Dante’s tone in the Inferno starts as sympathetic but ends sternly, to emphasize the seriousness of wrongdoing and the importance of justice. At first, Dante describes the people he meets sympathetically. Despite the fact that Francesca, for instance, is justly condemned for cheating on her husband, Dante describes her affair with Paolo as a “sweet and tender” relationship which unfortunately happened to land the couple in Hell. The gentle tone of Dante’s description indicates that he (incorrectly) views Francesca as innocent and has not yet learned the importance of mastering one’s desire in order to avoid sin.
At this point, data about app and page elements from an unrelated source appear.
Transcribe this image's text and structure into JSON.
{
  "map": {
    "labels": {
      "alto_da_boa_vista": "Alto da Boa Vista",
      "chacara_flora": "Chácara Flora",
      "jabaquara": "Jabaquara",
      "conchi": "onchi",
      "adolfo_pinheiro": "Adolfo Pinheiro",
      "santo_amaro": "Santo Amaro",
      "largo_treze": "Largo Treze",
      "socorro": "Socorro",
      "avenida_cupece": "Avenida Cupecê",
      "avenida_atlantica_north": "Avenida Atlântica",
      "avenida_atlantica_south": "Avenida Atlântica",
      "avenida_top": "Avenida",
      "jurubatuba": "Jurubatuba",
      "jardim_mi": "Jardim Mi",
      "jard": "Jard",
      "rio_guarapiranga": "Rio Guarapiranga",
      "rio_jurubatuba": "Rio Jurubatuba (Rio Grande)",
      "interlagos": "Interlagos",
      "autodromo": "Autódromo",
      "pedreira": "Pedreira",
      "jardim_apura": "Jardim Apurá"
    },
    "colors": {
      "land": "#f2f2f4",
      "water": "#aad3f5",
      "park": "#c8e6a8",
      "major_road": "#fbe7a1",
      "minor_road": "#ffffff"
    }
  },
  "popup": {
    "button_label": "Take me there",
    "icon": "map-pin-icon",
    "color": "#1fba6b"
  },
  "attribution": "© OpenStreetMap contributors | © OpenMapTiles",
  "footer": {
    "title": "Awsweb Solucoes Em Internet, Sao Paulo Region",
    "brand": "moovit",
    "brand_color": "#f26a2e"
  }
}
Yet as Dante descends further into Hell, his tone toward sinners grows harsher, and he sees more clearly the wrong they have done. Attacked by Filippo Argenti, Dante describes the angry spirit as “accursed” and tells Virgil that he’d like to see Argenti “dunk[ed]” in the river Styx, a desire that Virgil commends, as it shows Dante’s growing appreciation for justice. Indeed, Dante’s vehement word choice indicates a shift in tone, towards criticizing real injustices and errors. In the remainder of the Inferno, Dante’s tone balances praising noble deeds with censuring wrongdoing and injustice, however sympathetic the sinner seems to be.